Abstract: Replacing static word embeddings with contextualized word representations has yielded significant improvements on many NLP tasks. However, just how contextual are the contextualized representations produced by models such as ELMo and BERT? Are there infinitely many context-specific representations for each word, or are words essentially assigned one of a finite number of word-sense representations? For one, we find that the contextualized representations of all words are not isotropic in any layer of the contextualizing model. While representations of the same word in different contexts still have a greater cosine similarity than those of two different words, this self-similarity is much lower in upper layers.
Although it is often argued that this representational format is useful in learning to solve many real-world down-stream tasks, there is little empirical evidence that supports this claim. In this paper, we conduct a large-scale study that investigates whether disentangled representations are more suitable for abstract reasoning tasks. Using two new tasks similar to Raven's Progressive Matrices, we evaluate the usefulness of the representations learned by 360 state-of-the-art unsupervised disentanglement models. Based on these representations, we train 3600 abstract reasoning models and observe that disentangled representations do in fact lead to better down-stream performance. In particular, they enable quicker learning using fewer samples.
State representation learning, or the ability to capture latent generative factors of an environment is crucial for building intelligent agents that can perform a wide variety of tasks. Learning such representations in an unsupervised manner without supervision from rewards is an open problem. We introduce a method that tries to learn better state representations by maximizing mutual information across spatially and temporally distinct features of a neural encoder of the observations. We also introduce a new benchmark based on Atari 2600 games where we evaluate representations based on how well they capture the ground truth state.

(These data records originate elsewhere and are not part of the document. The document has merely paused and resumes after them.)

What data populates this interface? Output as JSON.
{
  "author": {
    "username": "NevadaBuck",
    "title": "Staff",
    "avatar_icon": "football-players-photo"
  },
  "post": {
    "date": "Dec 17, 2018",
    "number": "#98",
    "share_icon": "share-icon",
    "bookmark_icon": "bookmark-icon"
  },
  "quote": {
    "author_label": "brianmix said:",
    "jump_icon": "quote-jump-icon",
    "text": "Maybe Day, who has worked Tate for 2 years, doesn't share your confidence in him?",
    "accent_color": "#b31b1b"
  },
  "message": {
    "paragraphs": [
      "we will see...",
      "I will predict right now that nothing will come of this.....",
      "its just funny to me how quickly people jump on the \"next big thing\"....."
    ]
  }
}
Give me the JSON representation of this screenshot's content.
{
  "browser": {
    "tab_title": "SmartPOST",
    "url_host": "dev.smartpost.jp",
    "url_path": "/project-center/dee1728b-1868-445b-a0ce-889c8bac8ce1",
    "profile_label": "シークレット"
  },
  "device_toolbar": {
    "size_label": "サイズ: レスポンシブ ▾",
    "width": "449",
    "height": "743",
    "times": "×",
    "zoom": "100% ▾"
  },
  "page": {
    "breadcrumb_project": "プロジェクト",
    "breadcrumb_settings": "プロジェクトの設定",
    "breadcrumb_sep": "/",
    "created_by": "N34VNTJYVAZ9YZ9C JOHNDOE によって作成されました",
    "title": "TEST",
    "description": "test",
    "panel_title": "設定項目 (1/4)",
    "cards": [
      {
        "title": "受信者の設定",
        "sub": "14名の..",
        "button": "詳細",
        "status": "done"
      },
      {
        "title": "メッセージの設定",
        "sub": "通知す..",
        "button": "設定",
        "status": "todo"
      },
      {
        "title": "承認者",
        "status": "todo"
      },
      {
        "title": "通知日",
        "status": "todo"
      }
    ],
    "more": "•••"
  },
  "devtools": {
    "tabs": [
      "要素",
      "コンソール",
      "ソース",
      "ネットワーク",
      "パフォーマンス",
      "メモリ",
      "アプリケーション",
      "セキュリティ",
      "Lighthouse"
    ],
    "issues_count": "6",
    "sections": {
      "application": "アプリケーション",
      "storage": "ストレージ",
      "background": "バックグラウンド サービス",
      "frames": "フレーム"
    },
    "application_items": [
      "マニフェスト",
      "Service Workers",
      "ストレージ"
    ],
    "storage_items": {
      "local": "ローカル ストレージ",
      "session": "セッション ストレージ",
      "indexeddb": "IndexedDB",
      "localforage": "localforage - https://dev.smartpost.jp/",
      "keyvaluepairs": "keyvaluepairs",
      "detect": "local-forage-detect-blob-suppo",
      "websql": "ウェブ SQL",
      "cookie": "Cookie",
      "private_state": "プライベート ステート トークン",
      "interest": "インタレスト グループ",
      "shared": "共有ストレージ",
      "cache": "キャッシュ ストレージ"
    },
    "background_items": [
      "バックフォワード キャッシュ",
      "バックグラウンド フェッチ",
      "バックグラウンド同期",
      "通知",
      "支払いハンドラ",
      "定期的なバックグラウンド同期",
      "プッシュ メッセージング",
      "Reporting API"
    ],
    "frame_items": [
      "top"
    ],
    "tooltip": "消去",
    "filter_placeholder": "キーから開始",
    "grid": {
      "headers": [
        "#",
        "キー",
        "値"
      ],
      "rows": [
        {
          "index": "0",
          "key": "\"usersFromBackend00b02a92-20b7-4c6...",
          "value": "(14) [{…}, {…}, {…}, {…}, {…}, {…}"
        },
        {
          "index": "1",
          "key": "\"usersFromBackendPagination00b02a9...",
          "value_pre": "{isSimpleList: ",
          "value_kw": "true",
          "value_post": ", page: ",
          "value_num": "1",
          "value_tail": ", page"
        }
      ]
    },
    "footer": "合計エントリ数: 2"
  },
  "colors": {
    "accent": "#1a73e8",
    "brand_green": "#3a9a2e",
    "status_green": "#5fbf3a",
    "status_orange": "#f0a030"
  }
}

We believe this new framework for evaluating representation learning models will be crucial for future representation learning research.